Start of DATASET EXTRACT

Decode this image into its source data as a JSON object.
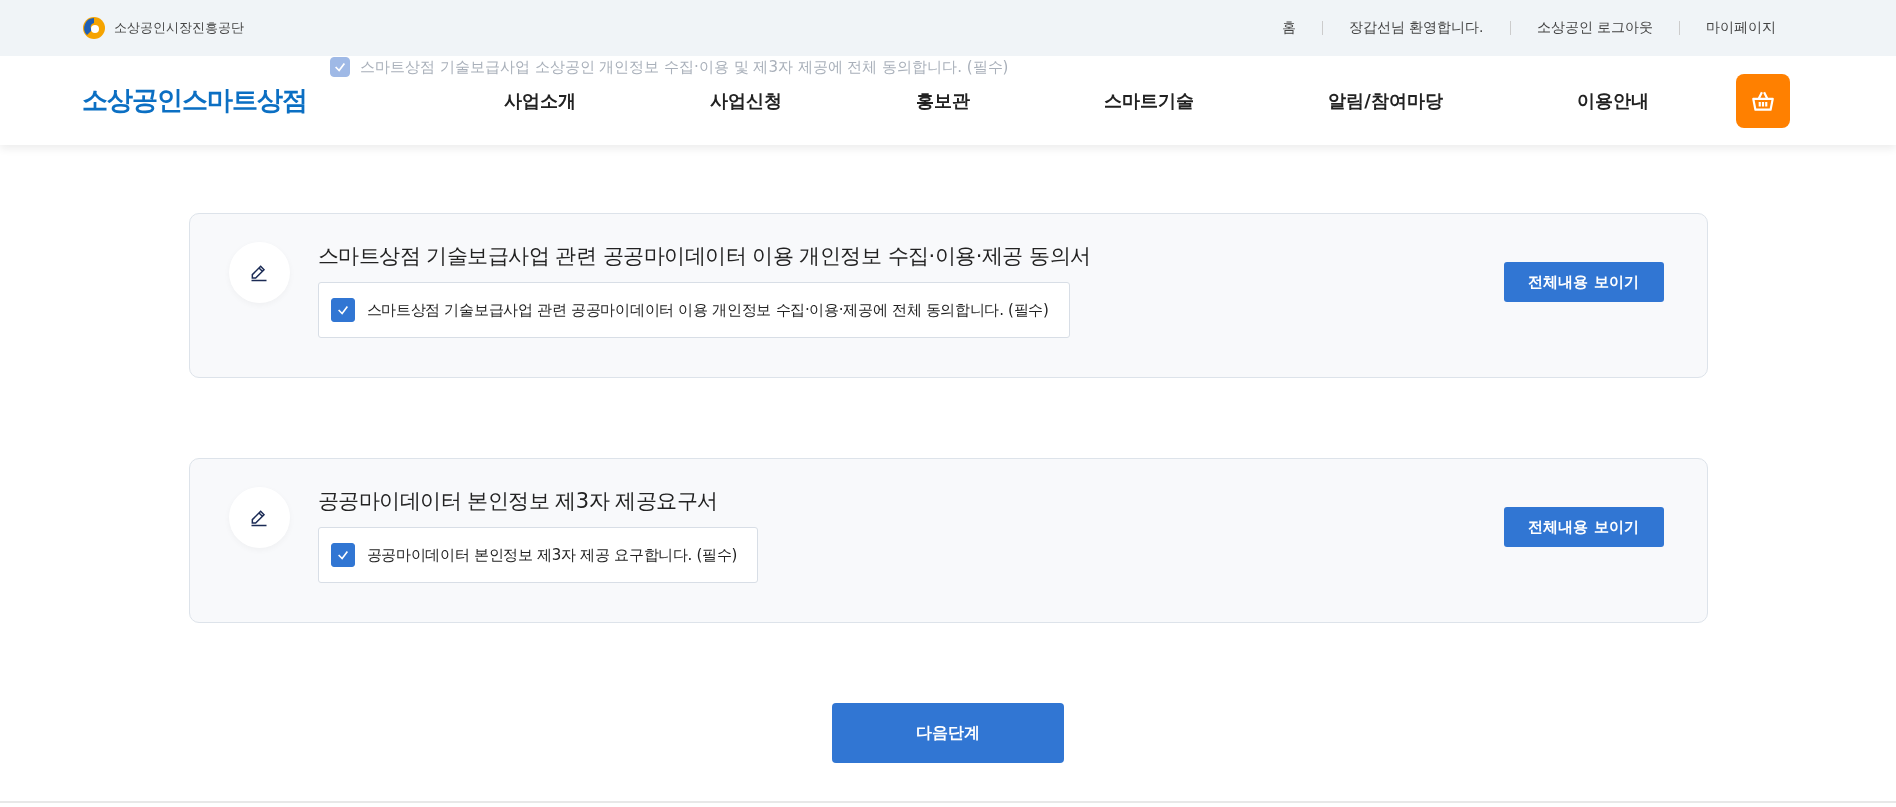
{
  "top_bar": {
    "org_name": "소상공인시장진흥공단",
    "links": [
      "홈",
      "장갑선님 환영합니다.",
      "소상공인 로그아웃",
      "마이페이지"
    ]
  },
  "background_agreement": {
    "label": "스마트상점 기술보급사업 소상공인 개인정보 수집·이용 및 제3자 제공에 전체 동의합니다. (필수)",
    "checked": true
  },
  "nav": {
    "brand": "소상공인스마트상점",
    "items": [
      "사업소개",
      "사업신청",
      "홍보관",
      "스마트기술",
      "알림/참여마당",
      "이용안내"
    ]
  },
  "agreements": [
    {
      "title": "스마트상점 기술보급사업 관련 공공마이데이터 이용 개인정보 수집·이용·제공 동의서",
      "checkbox_label": "스마트상점 기술보급사업 관련 공공마이데이터 이용 개인정보 수집·이용·제공에 전체 동의합니다. (필수)",
      "checked": true,
      "button": "전체내용 보이기"
    },
    {
      "title": "공공마이데이터 본인정보 제3자 제공요구서",
      "checkbox_label": "공공마이데이터 본인정보 제3자 제공 요구합니다. (필수)",
      "checked": true,
      "button": "전체내용 보이기"
    }
  ],
  "next_button": "다음단계"
}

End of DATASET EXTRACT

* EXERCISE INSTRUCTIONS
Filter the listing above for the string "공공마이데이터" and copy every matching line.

* EXERCISE ANSWER
      "title": "스마트상점 기술보급사업 관련 공공마이데이터 이용 개인정보 수집·이용·제공 동의서",
      "checkbox_label": "스마트상점 기술보급사업 관련 공공마이데이터 이용 개인정보 수집·이용·제공에 전체 동의합니다. (필수)",
      "title": "공공마이데이터 본인정보 제3자 제공요구서",
      "checkbox_label": "공공마이데이터 본인정보 제3자 제공 요구합니다. (필수)",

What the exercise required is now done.